+++ RECORDS FOR THIS TASK +++

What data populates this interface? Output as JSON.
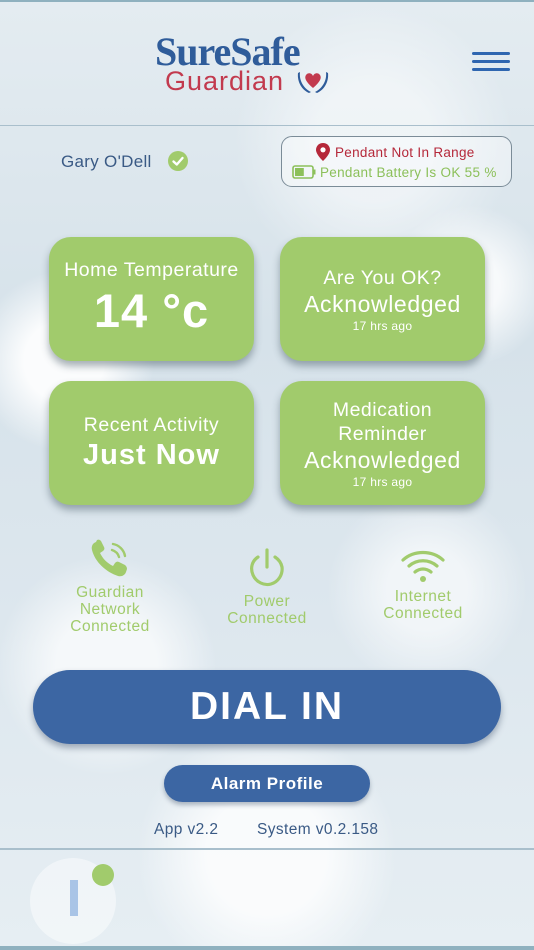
{
  "header": {
    "logo_top": "SureSafe",
    "logo_bottom": "Guardian",
    "menu_icon": "hamburger-menu-icon"
  },
  "user": {
    "name": "Gary O'Dell",
    "verified_icon": "check-circle-icon"
  },
  "pendant": {
    "range_status": "Pendant Not In Range",
    "battery_status": "Pendant Battery Is OK 55 %",
    "battery_percent": 55
  },
  "tiles": {
    "temperature": {
      "label": "Home Temperature",
      "value": "14 °c"
    },
    "are_you_ok": {
      "label": "Are You OK?",
      "status": "Acknowledged",
      "time": "17 hrs ago"
    },
    "activity": {
      "label": "Recent Activity",
      "value": "Just Now"
    },
    "medication": {
      "label_line1": "Medication",
      "label_line2": "Reminder",
      "status": "Acknowledged",
      "time": "17 hrs ago"
    }
  },
  "connections": {
    "network": {
      "line1": "Guardian",
      "line2": "Network",
      "line3": "Connected",
      "icon": "phone-icon"
    },
    "power": {
      "line1": "Power",
      "line2": "Connected",
      "icon": "power-icon"
    },
    "internet": {
      "line1": "Internet",
      "line2": "Connected",
      "icon": "wifi-icon"
    }
  },
  "actions": {
    "dial_in": "DIAL IN",
    "alarm_profile": "Alarm Profile"
  },
  "versions": {
    "app": "App v2.2",
    "system": "System v0.2.158"
  },
  "colors": {
    "brand_blue": "#3c66a3",
    "tile_green": "#a1cb6c",
    "alert_red": "#b5283a",
    "text_blue": "#3a5a85"
  }
}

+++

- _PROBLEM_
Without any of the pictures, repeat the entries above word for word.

- _RESULT OF THIS EXERCISE_
What data populates this interface? Output as JSON.
{
  "header": {
    "logo_top": "SureSafe",
    "logo_bottom": "Guardian",
    "menu_icon": "hamburger-menu-icon"
  },
  "user": {
    "name": "Gary O'Dell",
    "verified_icon": "check-circle-icon"
  },
  "pendant": {
    "range_status": "Pendant Not In Range",
    "battery_status": "Pendant Battery Is OK 55 %",
    "battery_percent": 55
  },
  "tiles": {
    "temperature": {
      "label": "Home Temperature",
      "value": "14 °c"
    },
    "are_you_ok": {
      "label": "Are You OK?",
      "status": "Acknowledged",
      "time": "17 hrs ago"
    },
    "activity": {
      "label": "Recent Activity",
      "value": "Just Now"
    },
    "medication": {
      "label_line1": "Medication",
      "label_line2": "Reminder",
      "status": "Acknowledged",
      "time": "17 hrs ago"
    }
  },
  "connections": {
    "network": {
      "line1": "Guardian",
      "line2": "Network",
      "line3": "Connected",
      "icon": "phone-icon"
    },
    "power": {
      "line1": "Power",
      "line2": "Connected",
      "icon": "power-icon"
    },
    "internet": {
      "line1": "Internet",
      "line2": "Connected",
      "icon": "wifi-icon"
    }
  },
  "actions": {
    "dial_in": "DIAL IN",
    "alarm_profile": "Alarm Profile"
  },
  "versions": {
    "app": "App v2.2",
    "system": "System v0.2.158"
  },
  "colors": {
    "brand_blue": "#3c66a3",
    "tile_green": "#a1cb6c",
    "alert_red": "#b5283a",
    "text_blue": "#3a5a85"
  }
}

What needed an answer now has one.